but I don’t do it. I want to live. I
take them up like male and female
paper dolls and bang then together
at the hips like chips of flint as if to
strike sparks from them, I say
Do what you are going to do, and I will tell about it.

Mustang Sally Pays Her Debt to Wilson Pickett

This is a poem that evoked different conversations in each of my writing classes.  I chose it for the third stanza where Mustang Sally speaks to Marta the poet.  What do you think? Who are the different voices in the poem?

Does the song evoke anything from your life per the artists:  Aretha Franklin, Sir Mack Rice, or Wilson Pickett?  What about appropriation?  Are you sensitive to it?  From which view?

Or just enjoy the poem, it’s wonderful. Don’t miss a word of it.

Mustang Sally Pays Her Debt to Wilson Pickett                                           Marta Boswell

Aretha Franklin named me.

She heard Sir Mack Rice stir into

a Blue Rock records track he called

Mustang Mama until she told him

Sally sounded better when he wailed.


Mom says the winter I was born,

well, before that, I kicked

every time it hit the radio.

Says that’s how she knew my name.

Not that the birth certificate says

Mustang, but all the same, that’s me.


Yeah, I know. Little white girl

With a name like mine, somebody’s

gonna bitch about appropriation,

that hitch, one bunch of us

snitching something from another,

busting it to fit an awkward hole

in what we’ve got. That’s anyway,

what Marta thought last time we talked.


What I’m thinking’s mostly

that I ought to say thank you

and give credit where it’s due.

Sir Mack Rice? Pickett’s mentor.

Recorded it in sixty-four.


See, even Wilson got it secondhand

from somebody who knew better.


Imagine sitting with a group of women and talking about numbers!  Many of us do not like them.  They have a language of their own that can be loved, feared, hated, etc.   I handle numbers in a plodding manner, checking and rechecking for accuracy.  My husband on the other hand is always calculating – he can do amazing things with numbers, not needing paper or calculator.  I constantly have to ask him not to quantify things for me!  (When exactly  I’ll arrive when driving long distance, how much taxes we owe way before April, how many years we’ve been married, etc.)  Not that he can stop, it is how he applies meaning to life.  I like how Mary Cornish humanizes them, creating delightful images.

Numbers                                                                    Mary Cornish

I like the generosity of numbers.

The way, for example,

they are willing to count

anything or anyone:

two pickles, one door to the room,

eight dancers dressed as swans.


I like the domesticity of addition–

add two cups of milk and stir–

the sense of plenty: six plums

on the ground, three more

falling from the tree.

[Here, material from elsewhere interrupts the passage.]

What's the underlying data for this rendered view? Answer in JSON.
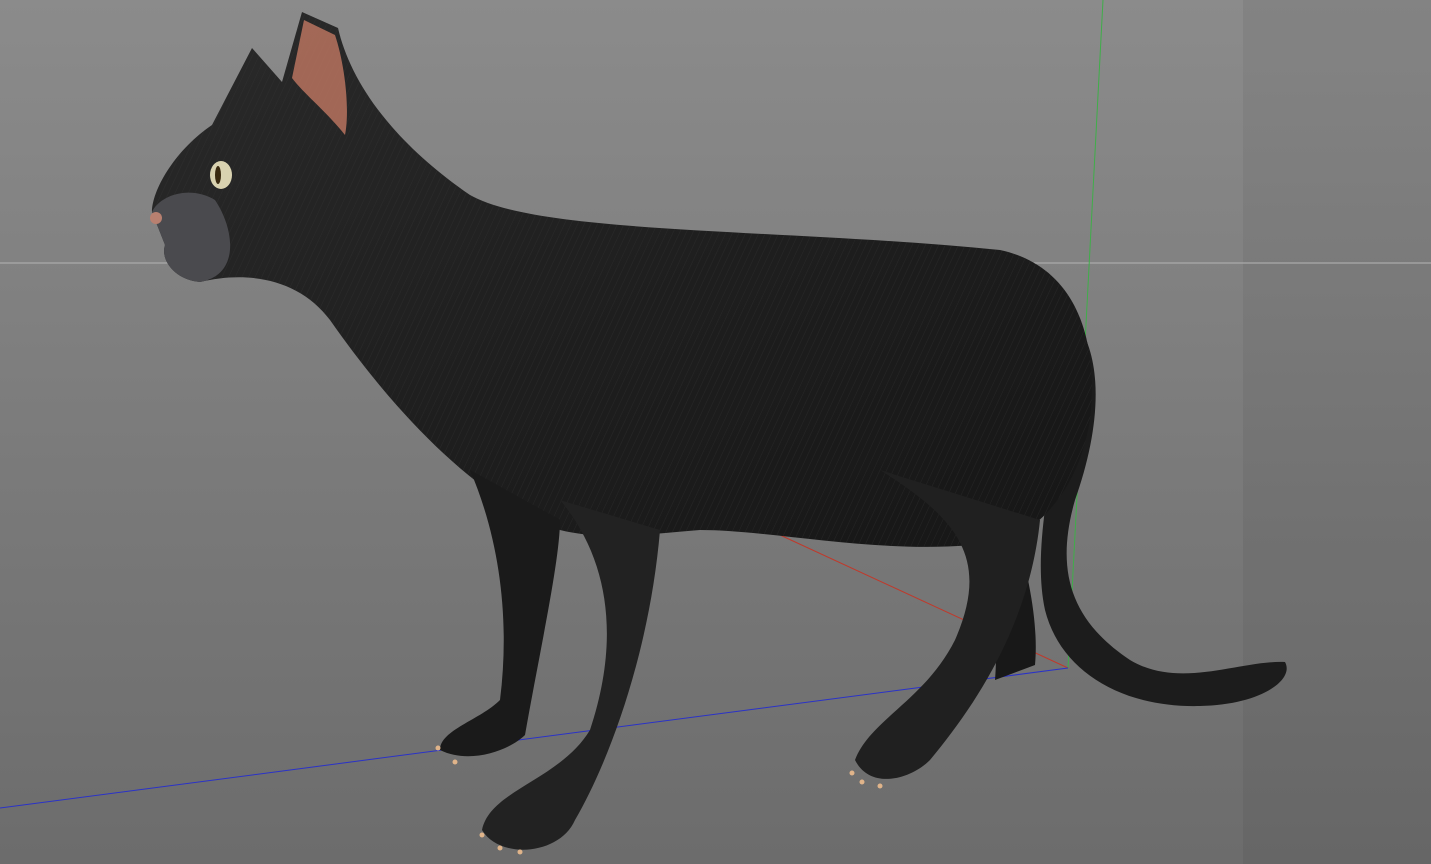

And multiplication’s school

of fish times fish,

whose silver bodies breed

beneath the shadow

of a boat.


Even subtraction is never loss,

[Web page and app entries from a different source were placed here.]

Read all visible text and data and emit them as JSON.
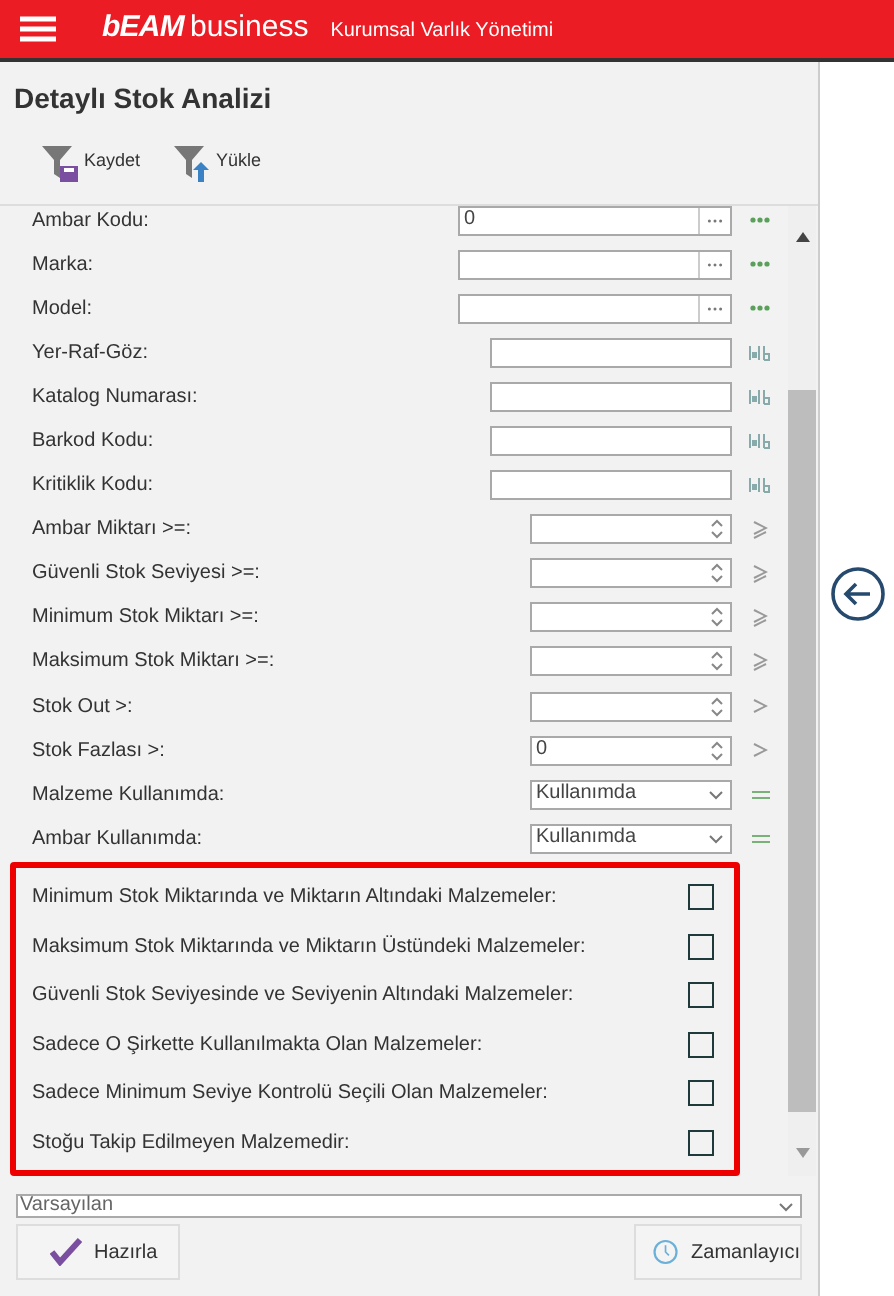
{
  "header": {
    "brand_main": "bEAM",
    "brand_sub": "business",
    "subtitle": "Kurumsal Varlık Yönetimi"
  },
  "page_title": "Detaylı Stok Analizi",
  "toolbar": [
    {
      "kind": "save",
      "label": "Kaydet"
    },
    {
      "kind": "load",
      "label": "Yükle"
    }
  ],
  "fields": [
    {
      "kind": "lookup",
      "label": "Ambar Kodu:",
      "value": "0"
    },
    {
      "kind": "lookup",
      "label": "Marka:"
    },
    {
      "kind": "lookup",
      "label": "Model:"
    },
    {
      "kind": "text",
      "label": "Yer-Raf-Göz:"
    },
    {
      "kind": "text",
      "label": "Katalog Numarası:"
    },
    {
      "kind": "text",
      "label": "Barkod Kodu:"
    },
    {
      "kind": "text",
      "label": "Kritiklik Kodu:"
    },
    {
      "kind": "atleast",
      "label": "Ambar Miktarı >=:"
    },
    {
      "kind": "atleast",
      "label": "Güvenli Stok Seviyesi >=:"
    },
    {
      "kind": "atleast",
      "label": "Minimum Stok Miktarı >=:"
    },
    {
      "kind": "atleast",
      "label": "Maksimum Stok Miktarı >=:"
    },
    {
      "kind": "above",
      "label": "Stok Out >:"
    },
    {
      "kind": "above",
      "label": "Stok Fazlası >:",
      "value": "0"
    },
    {
      "kind": "select",
      "label": "Malzeme Kullanımda:",
      "value": "Kullanımda"
    },
    {
      "kind": "select",
      "label": "Ambar Kullanımda:",
      "value": "Kullanımda"
    }
  ],
  "checks": [
    {
      "label": "Minimum Stok Miktarında ve Miktarın Altındaki Malzemeler:",
      "checked": false
    },
    {
      "label": "Maksimum Stok Miktarında ve Miktarın Üstündeki Malzemeler:",
      "checked": false
    },
    {
      "label": "Güvenli Stok Seviyesinde ve Seviyenin Altındaki Malzemeler:",
      "checked": false
    },
    {
      "label": "Sadece O Şirkette Kullanılmakta Olan Malzemeler:",
      "checked": false
    },
    {
      "label": "Sadece Minimum Seviye Kontrolü Seçili Olan Malzemeler:",
      "checked": false
    },
    {
      "label": "Stoğu Takip Edilmeyen Malzemedir:",
      "checked": false
    }
  ],
  "preset": {
    "value": "Varsayılan"
  },
  "buttons": [
    {
      "kind": "prepare",
      "label": "Hazırla"
    },
    {
      "kind": "schedule",
      "label": "Zamanlayıcı"
    }
  ]
}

just addition somewhere else:

five sparrows take away two,

the two in someone else’s

garden now.


There’s an amplitude to long division,

as it opens Chinese take-out

box by paper box,

inside every folded cookie

a new fortune.


And I never fail to be surprised

by the gift of an odd remainder,

footloose at the end:

forty-seven divided by eleven equals four,

with three remaining.


Three boys beyond their mothers’ call,

two Italians off to the sea,

one sock that isn’t anywhere you look.